The FSA refused to comment on the case, while politicians of other parties called for a UK inquiry. "Serious allegations of abuse in the large financial institutions should be pursued just as rigorously as the small fry," said Vince Cable, the Liberal Democrats' Treasury spokesman.
Dutch bank ABN Amro, which was subsequently bought by Royal Bank of Scotland (RBS) in a transaction that contributed to the near collapse of the British bank, is thought to have lost £545m when a subprime bond it bought turned toxic.
RBS required a huge government rescue package to prevent it going bankrupt, costing the UK taxpayer billions of pounds. RBS, now 84 per cent owned by the state, refused to comment yesterday, but sources close to the bank suggested that it may pursue Goldman in the courts if the fraud allegation is substantiated. It is likely to come under intense political pressure to go to court after Mr Brown said he believes "the banks themselves will be considering legal action" over what happened.
Whether or not the investigations on either side of the Atlantic lead to censure, the scandal is hugely embarrassing for Goldman, which is set to report bumper profits this week. The bank is expected to say that it made as much as $4bn in profits during the first three months of the year, double the amount it made in the first quarter of 2009.

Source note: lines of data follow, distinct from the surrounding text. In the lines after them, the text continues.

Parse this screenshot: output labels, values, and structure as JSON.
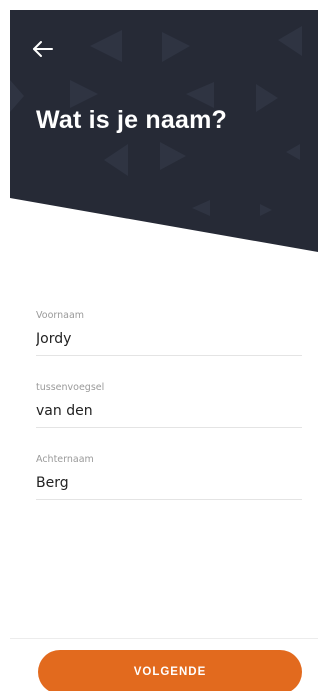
{
  "header": {
    "title": "Wat is je naam?",
    "back_icon": "arrow-left-icon",
    "background_color": "#262a36"
  },
  "form": {
    "fields": [
      {
        "label": "Voornaam",
        "value": "Jordy"
      },
      {
        "label": "tussenvoegsel",
        "value": "van den"
      },
      {
        "label": "Achternaam",
        "value": "Berg"
      }
    ]
  },
  "footer": {
    "primary_button_label": "VOLGENDE",
    "accent_color": "#e26a1e"
  }
}
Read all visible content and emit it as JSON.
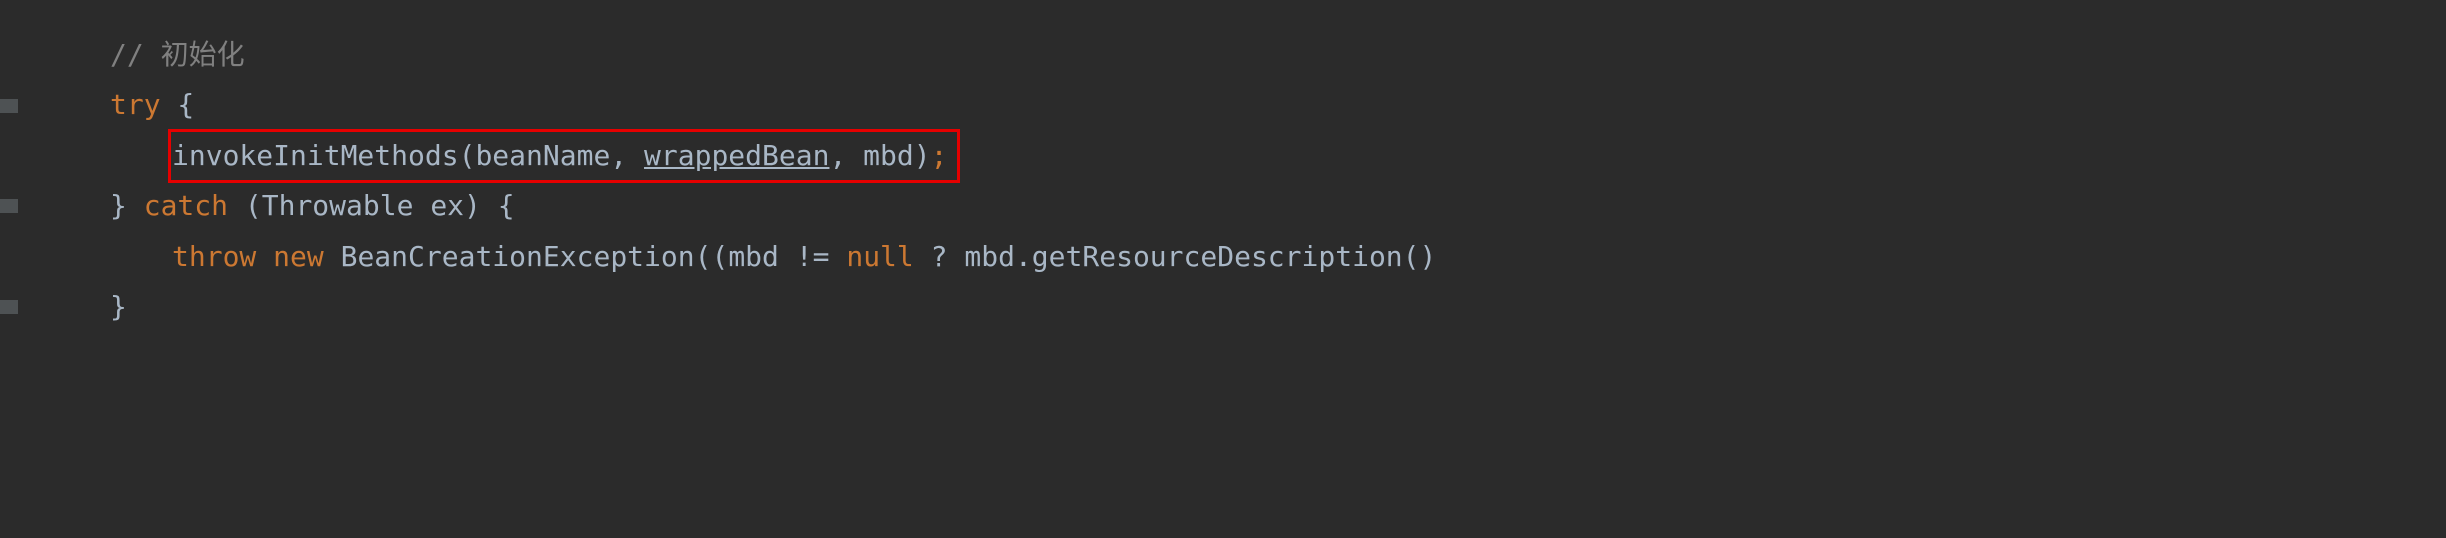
{
  "code": {
    "line1": {
      "comment": "// 初始化"
    },
    "line2": {
      "keyword_try": "try",
      "brace_open": " {"
    },
    "line3": {
      "method": "invokeInitMethods",
      "paren_open": "(",
      "arg1": "beanName",
      "comma1": ", ",
      "arg2": "wrappedBean",
      "comma2": ", ",
      "arg3": "mbd",
      "paren_close": ")",
      "semicolon": ";"
    },
    "line4": {
      "brace_close": "} ",
      "keyword_catch": "catch",
      "paren_open": " (",
      "type": "Throwable ",
      "var": "ex",
      "paren_close": ") {"
    },
    "line5": {
      "keyword_throw": "throw",
      "space1": " ",
      "keyword_new": "new",
      "space2": " ",
      "class": "BeanCreationException",
      "paren_open": "((",
      "var1": "mbd ",
      "op_neq": "!= ",
      "keyword_null": "null",
      "op_tern": " ? ",
      "var2": "mbd",
      "dot": ".",
      "method2": "getResourceDescription",
      "paren_close": "()"
    },
    "line6": {
      "brace_close": "}"
    }
  }
}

The 130-year-old Wall Street behemoth managed to evade the worst of the financial crisis, and was happy to promulgate the theory that its performance was due to its superior practices – a thesis that now lies in tatters.
The bank has denied any wrong-doing, issuing two statements over the weekend. It said Paulson had paid $15m to the bank for structuring the instruments, known as Abacus 2007-AC1, but added that Goldman has lost more than $90m on the transactions.
"We are disappointed that the SEC would bring this action related to a single transaction in the face of an extensive record which establishes that the accusations are unfounded in law and fact," one statement read.
Sources close to Goldman accused British and US politicians of scoring "easy political points". Last year, Mr Blankfein said that the bank was "absolutely anal" about trading conflicts.
The Goldman banker at the centre of the crisis, Fabrice Tourre, is alleged to have told investors in 2007 that Paulson was buying into the subprime instruments, when in fact it was buying the Abacus product to short them. Mr Tourre, a 31-year-old French national, has worked at Goldman's London headquarters since 2008. There is no suggestion that Paulson & Co acted improperly.
The Independent on Sunday reported yesterday that Goldman had failed to tell the FSA that Mr Tourre was under investigation when the bank was first informed of the SEC inquiry in July 2009. To work in prominent financial services roles, such as managing client investment portfolios, individuals must be approved on the FSA's public register. Mr Tourre was approved on 24 November 2008. Sources close to Goldman said yesterday that the "bank had decided it was unnecessary to inform the FSA, believing there had been no wrongdoing."
Mr Tourre could not be reached for comment.Reuse content